We recently had a Thanksgiving-themed, team monthly retro that got pretty goofy and used an extensive amount of holiday puns, but the creativity and break from the seriousness helped put the team in a more open mindset.
Get Creative When it’s Hard to Find the Time
Having trouble getting everyone in one room at the same time? Frequently, there are times where no one from our team is in the office. Rather than skip the retro, we each do solo, personal reflection whenever it makes sense for us—coffee, lunch, on an airplane, grabbing a beer at local bar—and then share our top highlights and learnings with the entire team. Here’s how to do it:
- Create a shared digital space (Google Docs, Slack channel, etc.) where team members can share their reflections on their own time.
- Send out a prompt. (Examples: What’s one thing you’ve learned over the past month? How are you going to try to adopt this learning? How might we all benefit from this knowledge?)
- Encourage a format and space that works best for each person.
The rest is up to each person! It’s a great way for the team to stay connected even when we’re not together.
Not everyone on your team is going to geek out with excitement when they see it’s time for a team retro.

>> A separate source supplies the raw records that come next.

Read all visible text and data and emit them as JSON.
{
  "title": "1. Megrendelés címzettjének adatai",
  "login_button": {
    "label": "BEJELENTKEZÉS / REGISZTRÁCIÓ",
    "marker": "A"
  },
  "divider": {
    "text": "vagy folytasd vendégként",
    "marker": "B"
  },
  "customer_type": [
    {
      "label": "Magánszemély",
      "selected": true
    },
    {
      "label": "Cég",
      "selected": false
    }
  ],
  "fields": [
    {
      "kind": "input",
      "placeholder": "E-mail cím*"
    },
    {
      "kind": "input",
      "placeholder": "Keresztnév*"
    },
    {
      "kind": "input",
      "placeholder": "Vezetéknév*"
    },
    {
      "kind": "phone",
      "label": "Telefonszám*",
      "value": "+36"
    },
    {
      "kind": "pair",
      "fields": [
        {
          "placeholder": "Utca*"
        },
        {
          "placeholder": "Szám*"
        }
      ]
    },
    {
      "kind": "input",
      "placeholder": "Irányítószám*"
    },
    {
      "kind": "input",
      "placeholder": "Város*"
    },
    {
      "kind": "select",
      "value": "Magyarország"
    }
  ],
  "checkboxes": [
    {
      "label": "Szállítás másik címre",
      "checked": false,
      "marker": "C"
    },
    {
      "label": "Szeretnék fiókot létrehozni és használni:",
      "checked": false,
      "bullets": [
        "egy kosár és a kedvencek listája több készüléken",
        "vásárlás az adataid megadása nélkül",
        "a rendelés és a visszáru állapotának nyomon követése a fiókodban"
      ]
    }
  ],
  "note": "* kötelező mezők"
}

The Book of Awesome is a fun resource to help inspire you and your team to don your awesome goggles and look for the awesome in life. It’s a great ritual to bake into your team retros.
This list is just the tip of the iceberg—there are a ton of ways to run a team retro. Like with all of our resource and reading lists, our hope is to have this be a living post. Got a good tool or piece of advice that didn’t make the list? Share it below in the comments or shoot it over to us at firstname.lastname@example.org.